Segment Start: Provided records
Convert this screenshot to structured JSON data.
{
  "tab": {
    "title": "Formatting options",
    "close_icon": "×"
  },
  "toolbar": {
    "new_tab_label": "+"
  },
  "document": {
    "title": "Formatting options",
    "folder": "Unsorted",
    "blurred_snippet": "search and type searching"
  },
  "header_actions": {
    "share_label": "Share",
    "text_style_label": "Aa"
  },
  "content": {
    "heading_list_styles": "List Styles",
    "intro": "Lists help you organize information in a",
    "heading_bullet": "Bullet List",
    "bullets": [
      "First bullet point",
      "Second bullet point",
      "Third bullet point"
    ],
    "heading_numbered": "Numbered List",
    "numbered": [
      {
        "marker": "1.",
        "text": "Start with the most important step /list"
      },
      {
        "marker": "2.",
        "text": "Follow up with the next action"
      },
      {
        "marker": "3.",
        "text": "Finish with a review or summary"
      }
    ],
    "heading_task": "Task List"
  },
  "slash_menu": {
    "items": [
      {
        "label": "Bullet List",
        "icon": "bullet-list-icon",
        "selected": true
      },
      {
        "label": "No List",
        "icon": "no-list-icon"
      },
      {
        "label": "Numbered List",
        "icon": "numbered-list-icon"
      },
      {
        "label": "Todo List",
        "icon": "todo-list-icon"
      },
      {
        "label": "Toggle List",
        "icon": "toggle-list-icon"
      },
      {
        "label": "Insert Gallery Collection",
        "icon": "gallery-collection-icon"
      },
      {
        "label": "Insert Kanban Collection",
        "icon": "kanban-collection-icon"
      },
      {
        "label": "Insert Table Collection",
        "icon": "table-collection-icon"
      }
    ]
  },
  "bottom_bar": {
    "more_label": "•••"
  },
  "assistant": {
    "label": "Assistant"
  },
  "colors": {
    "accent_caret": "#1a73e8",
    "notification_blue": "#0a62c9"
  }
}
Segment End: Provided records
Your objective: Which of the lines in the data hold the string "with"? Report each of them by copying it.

Task output:
        "text": "Start with the most important step /list"
        "text": "Follow up with the next action"
        "text": "Finish with a review or summary"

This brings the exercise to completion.